*Task objective*
Report how many lines of the listing below include the word "JSON". Give nothing but the number.

---

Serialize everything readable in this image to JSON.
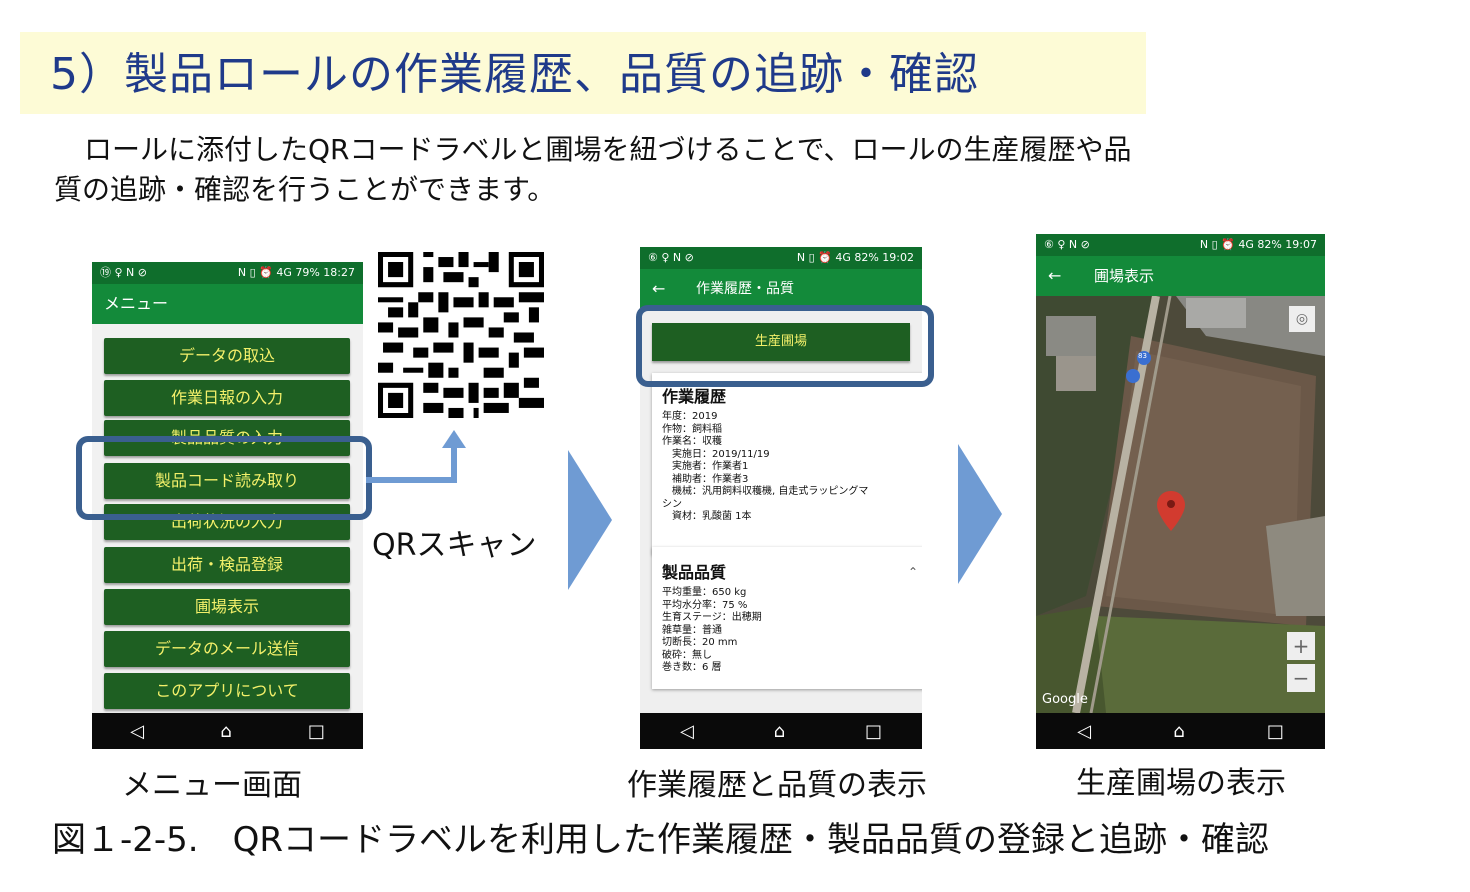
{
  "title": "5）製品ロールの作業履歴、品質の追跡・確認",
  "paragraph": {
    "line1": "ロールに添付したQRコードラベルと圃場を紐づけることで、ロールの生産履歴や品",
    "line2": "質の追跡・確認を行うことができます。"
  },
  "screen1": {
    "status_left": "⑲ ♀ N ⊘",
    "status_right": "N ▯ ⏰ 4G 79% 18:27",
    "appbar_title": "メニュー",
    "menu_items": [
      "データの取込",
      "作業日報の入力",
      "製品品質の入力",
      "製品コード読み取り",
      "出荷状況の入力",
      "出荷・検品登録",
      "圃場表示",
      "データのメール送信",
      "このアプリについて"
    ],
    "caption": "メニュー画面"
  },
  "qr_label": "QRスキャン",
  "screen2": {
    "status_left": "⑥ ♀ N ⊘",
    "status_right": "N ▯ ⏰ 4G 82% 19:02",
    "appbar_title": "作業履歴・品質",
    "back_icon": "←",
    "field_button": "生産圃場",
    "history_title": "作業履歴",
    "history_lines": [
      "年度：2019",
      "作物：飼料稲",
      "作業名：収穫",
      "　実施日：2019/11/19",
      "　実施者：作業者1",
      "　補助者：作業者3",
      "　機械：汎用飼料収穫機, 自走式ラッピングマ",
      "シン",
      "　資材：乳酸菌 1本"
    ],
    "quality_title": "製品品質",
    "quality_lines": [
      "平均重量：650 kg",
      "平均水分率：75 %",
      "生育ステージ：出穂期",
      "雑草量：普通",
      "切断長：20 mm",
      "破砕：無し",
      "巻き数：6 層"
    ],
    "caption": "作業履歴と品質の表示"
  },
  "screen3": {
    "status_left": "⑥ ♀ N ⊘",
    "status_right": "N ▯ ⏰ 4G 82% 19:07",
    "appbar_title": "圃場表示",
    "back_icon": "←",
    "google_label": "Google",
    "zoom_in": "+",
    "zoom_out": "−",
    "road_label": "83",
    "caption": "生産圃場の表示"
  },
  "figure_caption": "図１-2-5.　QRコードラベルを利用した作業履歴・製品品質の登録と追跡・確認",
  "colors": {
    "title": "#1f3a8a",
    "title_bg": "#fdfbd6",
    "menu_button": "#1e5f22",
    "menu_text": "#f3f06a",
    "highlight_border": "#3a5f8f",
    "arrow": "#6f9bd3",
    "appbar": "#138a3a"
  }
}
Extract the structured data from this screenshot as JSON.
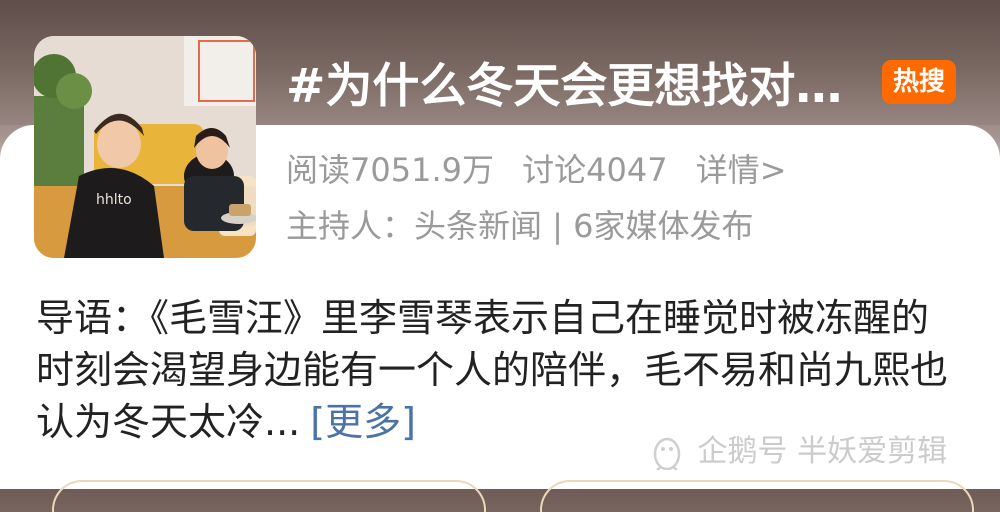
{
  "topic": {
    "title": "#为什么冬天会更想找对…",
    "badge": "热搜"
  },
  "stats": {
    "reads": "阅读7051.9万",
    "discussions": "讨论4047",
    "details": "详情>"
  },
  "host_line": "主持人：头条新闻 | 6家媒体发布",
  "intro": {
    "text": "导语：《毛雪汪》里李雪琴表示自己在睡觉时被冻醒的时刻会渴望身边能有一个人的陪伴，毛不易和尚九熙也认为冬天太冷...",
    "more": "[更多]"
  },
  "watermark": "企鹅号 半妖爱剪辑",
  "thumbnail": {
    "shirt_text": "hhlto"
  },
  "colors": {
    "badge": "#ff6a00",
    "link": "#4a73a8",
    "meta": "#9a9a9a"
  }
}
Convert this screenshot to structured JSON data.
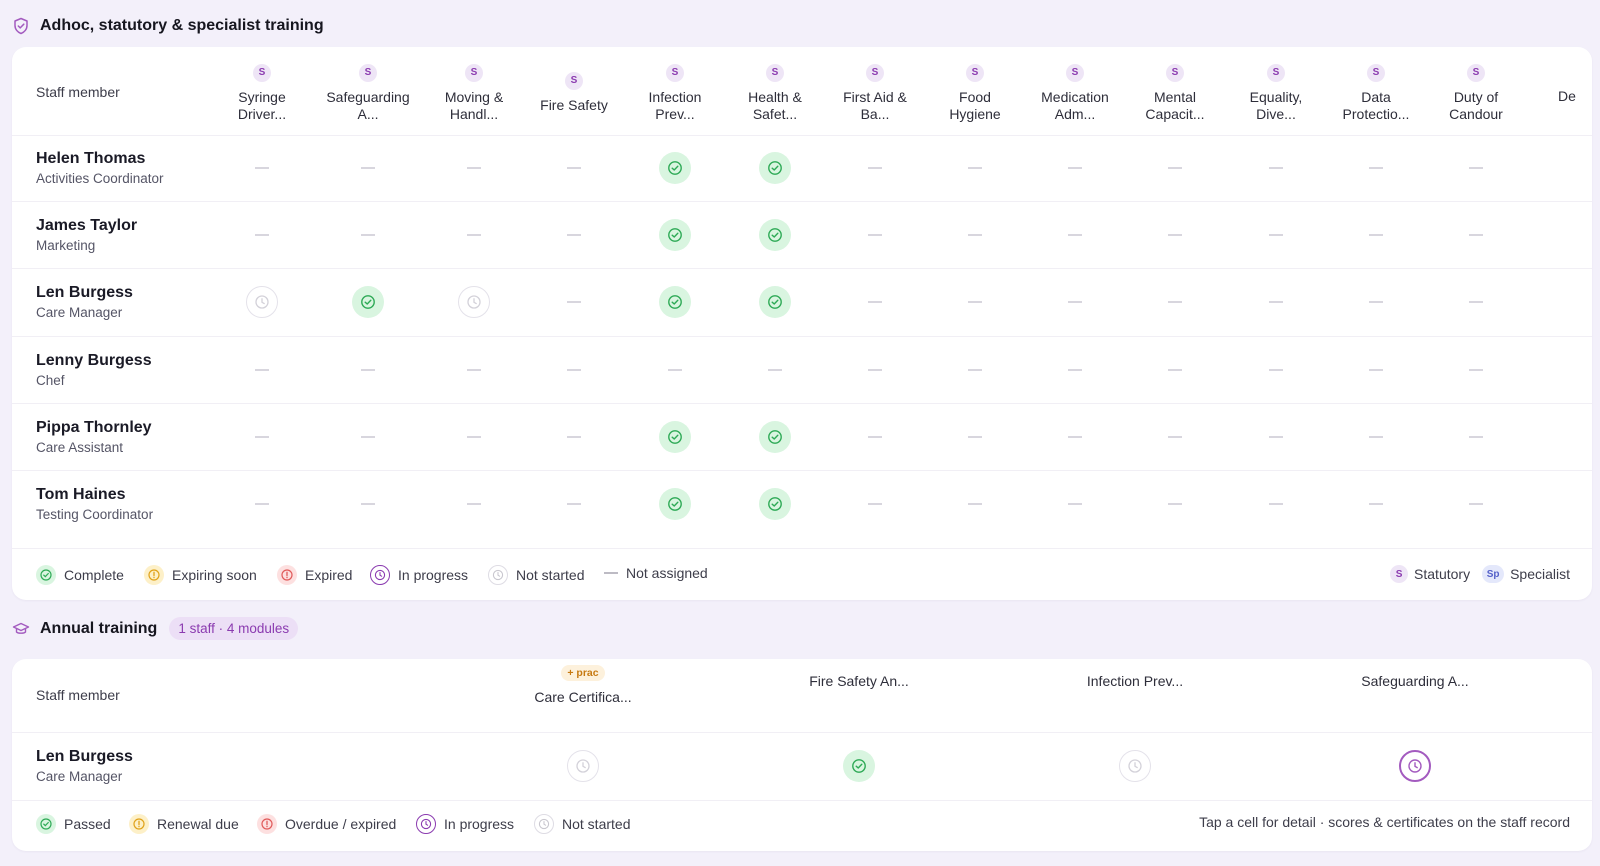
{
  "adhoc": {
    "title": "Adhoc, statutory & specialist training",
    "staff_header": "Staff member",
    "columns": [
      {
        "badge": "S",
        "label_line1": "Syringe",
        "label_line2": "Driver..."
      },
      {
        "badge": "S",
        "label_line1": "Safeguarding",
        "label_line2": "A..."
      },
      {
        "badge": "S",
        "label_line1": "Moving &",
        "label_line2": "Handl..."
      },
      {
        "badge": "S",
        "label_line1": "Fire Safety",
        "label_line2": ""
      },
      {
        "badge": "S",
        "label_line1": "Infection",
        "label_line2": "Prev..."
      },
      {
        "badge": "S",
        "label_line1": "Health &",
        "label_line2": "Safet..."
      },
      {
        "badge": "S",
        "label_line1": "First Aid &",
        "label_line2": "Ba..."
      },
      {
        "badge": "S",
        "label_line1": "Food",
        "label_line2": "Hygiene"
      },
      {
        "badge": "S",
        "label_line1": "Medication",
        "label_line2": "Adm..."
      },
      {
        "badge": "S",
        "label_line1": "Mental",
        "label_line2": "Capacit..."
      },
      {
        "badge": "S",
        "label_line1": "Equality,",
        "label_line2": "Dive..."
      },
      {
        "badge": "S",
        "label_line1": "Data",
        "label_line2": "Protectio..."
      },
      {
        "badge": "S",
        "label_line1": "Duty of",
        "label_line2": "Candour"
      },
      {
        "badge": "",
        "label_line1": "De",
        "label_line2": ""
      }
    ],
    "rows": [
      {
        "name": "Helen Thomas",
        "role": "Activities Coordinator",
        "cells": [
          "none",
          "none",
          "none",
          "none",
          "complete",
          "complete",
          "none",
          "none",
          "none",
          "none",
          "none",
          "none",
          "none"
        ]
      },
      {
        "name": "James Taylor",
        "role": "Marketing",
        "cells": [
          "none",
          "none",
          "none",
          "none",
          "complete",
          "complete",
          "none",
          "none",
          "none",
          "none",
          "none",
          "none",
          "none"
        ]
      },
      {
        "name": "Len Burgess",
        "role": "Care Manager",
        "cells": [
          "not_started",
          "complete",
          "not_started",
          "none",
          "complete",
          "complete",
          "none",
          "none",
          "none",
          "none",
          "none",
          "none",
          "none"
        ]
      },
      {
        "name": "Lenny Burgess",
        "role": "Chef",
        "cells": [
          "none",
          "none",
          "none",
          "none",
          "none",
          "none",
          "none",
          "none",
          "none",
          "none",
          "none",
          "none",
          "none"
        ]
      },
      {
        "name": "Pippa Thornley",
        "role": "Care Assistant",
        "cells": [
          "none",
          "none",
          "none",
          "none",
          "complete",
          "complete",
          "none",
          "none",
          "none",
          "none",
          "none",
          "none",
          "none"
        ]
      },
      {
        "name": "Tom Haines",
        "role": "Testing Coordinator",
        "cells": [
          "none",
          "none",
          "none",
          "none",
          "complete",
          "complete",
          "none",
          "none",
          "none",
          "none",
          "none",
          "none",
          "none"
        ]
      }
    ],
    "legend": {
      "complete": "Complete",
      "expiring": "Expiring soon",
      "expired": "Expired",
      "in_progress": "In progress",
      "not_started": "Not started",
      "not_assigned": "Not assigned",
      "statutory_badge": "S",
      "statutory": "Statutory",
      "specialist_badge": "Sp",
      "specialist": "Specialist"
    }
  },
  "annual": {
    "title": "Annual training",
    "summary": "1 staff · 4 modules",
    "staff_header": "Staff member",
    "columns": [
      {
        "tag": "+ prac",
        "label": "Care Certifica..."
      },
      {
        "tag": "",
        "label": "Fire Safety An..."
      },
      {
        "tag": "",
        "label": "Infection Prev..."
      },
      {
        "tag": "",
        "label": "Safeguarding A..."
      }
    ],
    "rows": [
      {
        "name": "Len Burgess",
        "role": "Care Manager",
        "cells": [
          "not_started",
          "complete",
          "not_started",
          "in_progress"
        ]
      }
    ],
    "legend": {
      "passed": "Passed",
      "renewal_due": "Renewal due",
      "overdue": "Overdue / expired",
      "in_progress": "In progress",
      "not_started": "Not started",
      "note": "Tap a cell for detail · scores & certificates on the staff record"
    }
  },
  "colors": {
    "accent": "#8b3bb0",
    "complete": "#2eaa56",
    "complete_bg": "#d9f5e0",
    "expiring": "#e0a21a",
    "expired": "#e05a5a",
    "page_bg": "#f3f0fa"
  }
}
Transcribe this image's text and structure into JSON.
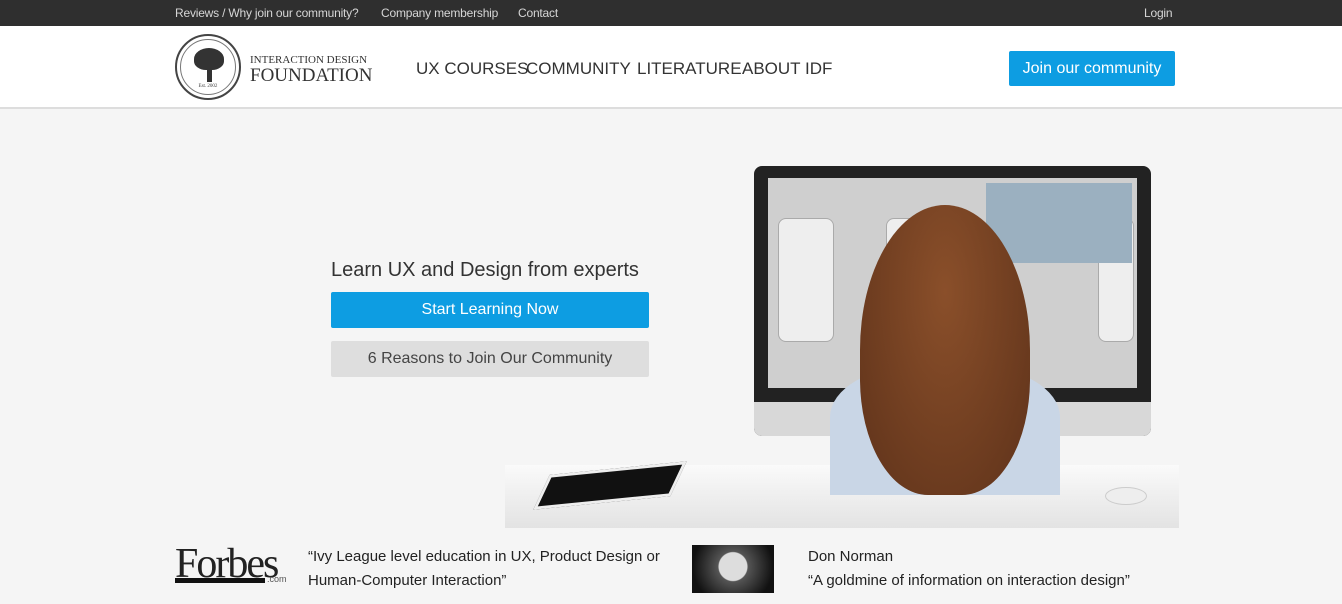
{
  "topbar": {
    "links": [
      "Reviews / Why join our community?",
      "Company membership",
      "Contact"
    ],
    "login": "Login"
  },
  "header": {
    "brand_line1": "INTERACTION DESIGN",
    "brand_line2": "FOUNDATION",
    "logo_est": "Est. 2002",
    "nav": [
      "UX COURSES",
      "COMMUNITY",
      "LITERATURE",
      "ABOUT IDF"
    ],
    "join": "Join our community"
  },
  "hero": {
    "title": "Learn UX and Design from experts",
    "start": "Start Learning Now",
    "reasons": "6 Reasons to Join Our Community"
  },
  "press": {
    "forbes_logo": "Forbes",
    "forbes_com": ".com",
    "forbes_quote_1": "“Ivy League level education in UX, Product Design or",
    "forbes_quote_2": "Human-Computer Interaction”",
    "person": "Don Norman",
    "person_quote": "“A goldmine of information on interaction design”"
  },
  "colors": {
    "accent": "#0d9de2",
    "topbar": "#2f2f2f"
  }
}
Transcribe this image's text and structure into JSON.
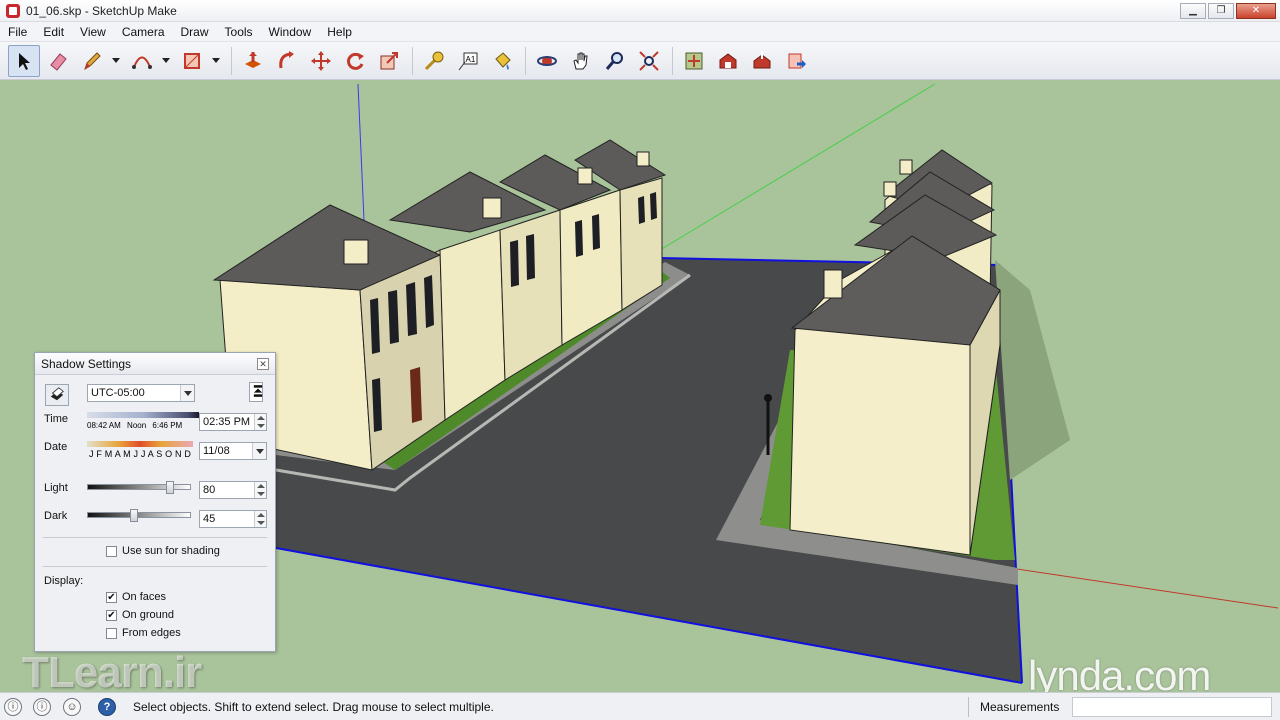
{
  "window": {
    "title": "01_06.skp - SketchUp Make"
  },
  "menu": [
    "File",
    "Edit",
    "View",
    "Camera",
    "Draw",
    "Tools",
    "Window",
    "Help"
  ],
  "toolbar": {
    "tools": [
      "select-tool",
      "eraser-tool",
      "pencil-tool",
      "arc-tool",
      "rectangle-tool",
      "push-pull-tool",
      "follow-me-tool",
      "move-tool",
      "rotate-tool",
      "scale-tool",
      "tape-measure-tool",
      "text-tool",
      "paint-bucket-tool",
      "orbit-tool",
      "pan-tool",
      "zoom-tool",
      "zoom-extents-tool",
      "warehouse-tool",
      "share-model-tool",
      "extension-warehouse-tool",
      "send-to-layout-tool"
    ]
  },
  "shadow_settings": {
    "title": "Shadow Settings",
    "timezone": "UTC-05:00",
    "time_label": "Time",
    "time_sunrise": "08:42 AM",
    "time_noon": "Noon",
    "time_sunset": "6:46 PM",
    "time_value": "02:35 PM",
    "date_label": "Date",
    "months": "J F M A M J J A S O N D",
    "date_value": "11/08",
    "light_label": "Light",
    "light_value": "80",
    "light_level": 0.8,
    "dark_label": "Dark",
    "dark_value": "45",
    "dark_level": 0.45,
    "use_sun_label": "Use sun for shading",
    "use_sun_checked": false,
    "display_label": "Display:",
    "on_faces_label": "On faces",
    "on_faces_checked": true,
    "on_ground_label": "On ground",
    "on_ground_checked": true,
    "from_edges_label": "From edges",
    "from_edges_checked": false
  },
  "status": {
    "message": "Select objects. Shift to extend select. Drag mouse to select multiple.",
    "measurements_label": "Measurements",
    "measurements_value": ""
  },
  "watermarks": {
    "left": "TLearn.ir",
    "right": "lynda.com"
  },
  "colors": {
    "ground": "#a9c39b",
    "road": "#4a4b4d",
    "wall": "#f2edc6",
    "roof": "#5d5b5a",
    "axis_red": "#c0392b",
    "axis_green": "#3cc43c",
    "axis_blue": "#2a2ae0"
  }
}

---

*Solution to the problem*
5